#### Exercise directions:
Pictures aside, write out the data exactly as it reads.

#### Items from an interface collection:
++++

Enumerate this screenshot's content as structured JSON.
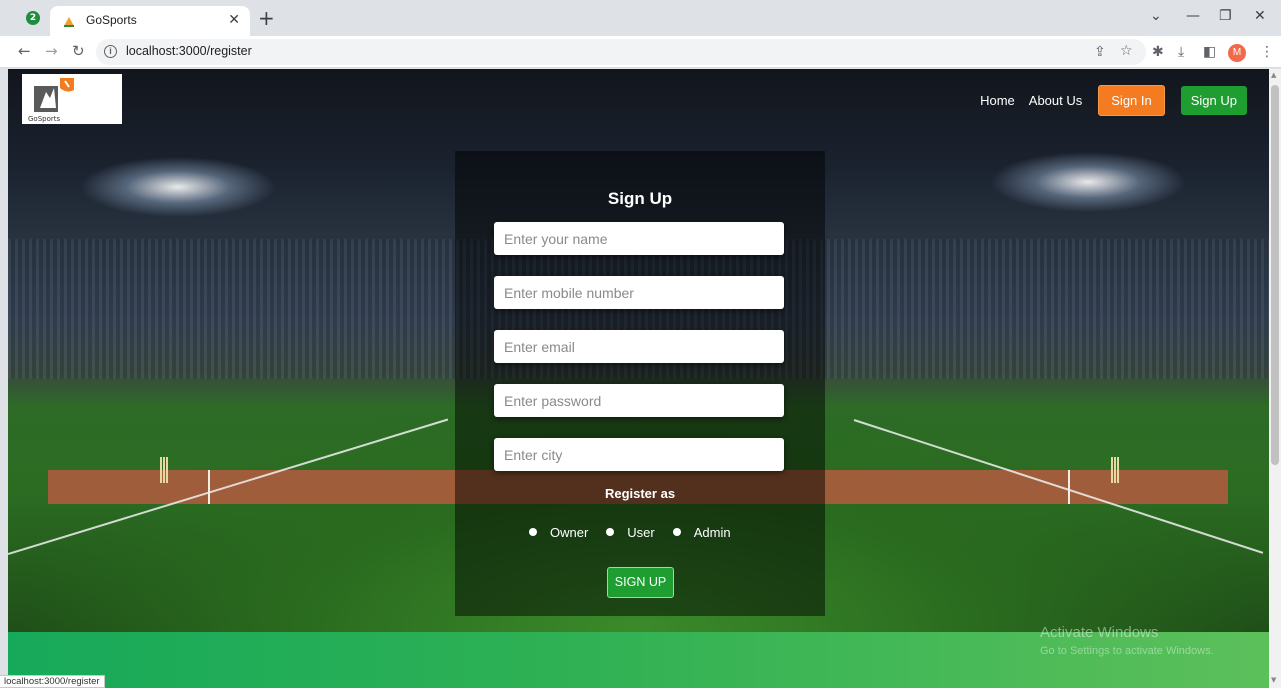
{
  "browser": {
    "tab_count": "2",
    "tab_title": "GoSports",
    "url": "localhost:3000/register",
    "profile_initial": "M",
    "status_url": "localhost:3000/register"
  },
  "site": {
    "logo_text": "GoSports",
    "nav": {
      "home": "Home",
      "about": "About Us",
      "sign_in": "Sign In",
      "sign_up": "Sign Up"
    }
  },
  "form": {
    "title": "Sign Up",
    "name_placeholder": "Enter your name",
    "mobile_placeholder": "Enter mobile number",
    "email_placeholder": "Enter email",
    "password_placeholder": "Enter password",
    "city_placeholder": "Enter city",
    "register_as_label": "Register as",
    "roles": [
      "Owner",
      "User",
      "Admin"
    ],
    "submit_label": "SIGN UP"
  },
  "watermark": {
    "title": "Activate Windows",
    "subtitle": "Go to Settings to activate Windows."
  },
  "colors": {
    "sign_in_button": "#f47b20",
    "sign_up_button": "#1e9e31",
    "footer_band": "#2fb154"
  }
}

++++

#### Problem solution:
Enumerate this screenshot's content as structured JSON.
{
  "browser": {
    "tab_count": "2",
    "tab_title": "GoSports",
    "url": "localhost:3000/register",
    "profile_initial": "M",
    "status_url": "localhost:3000/register"
  },
  "site": {
    "logo_text": "GoSports",
    "nav": {
      "home": "Home",
      "about": "About Us",
      "sign_in": "Sign In",
      "sign_up": "Sign Up"
    }
  },
  "form": {
    "title": "Sign Up",
    "name_placeholder": "Enter your name",
    "mobile_placeholder": "Enter mobile number",
    "email_placeholder": "Enter email",
    "password_placeholder": "Enter password",
    "city_placeholder": "Enter city",
    "register_as_label": "Register as",
    "roles": [
      "Owner",
      "User",
      "Admin"
    ],
    "submit_label": "SIGN UP"
  },
  "watermark": {
    "title": "Activate Windows",
    "subtitle": "Go to Settings to activate Windows."
  },
  "colors": {
    "sign_in_button": "#f47b20",
    "sign_up_button": "#1e9e31",
    "footer_band": "#2fb154"
  }
}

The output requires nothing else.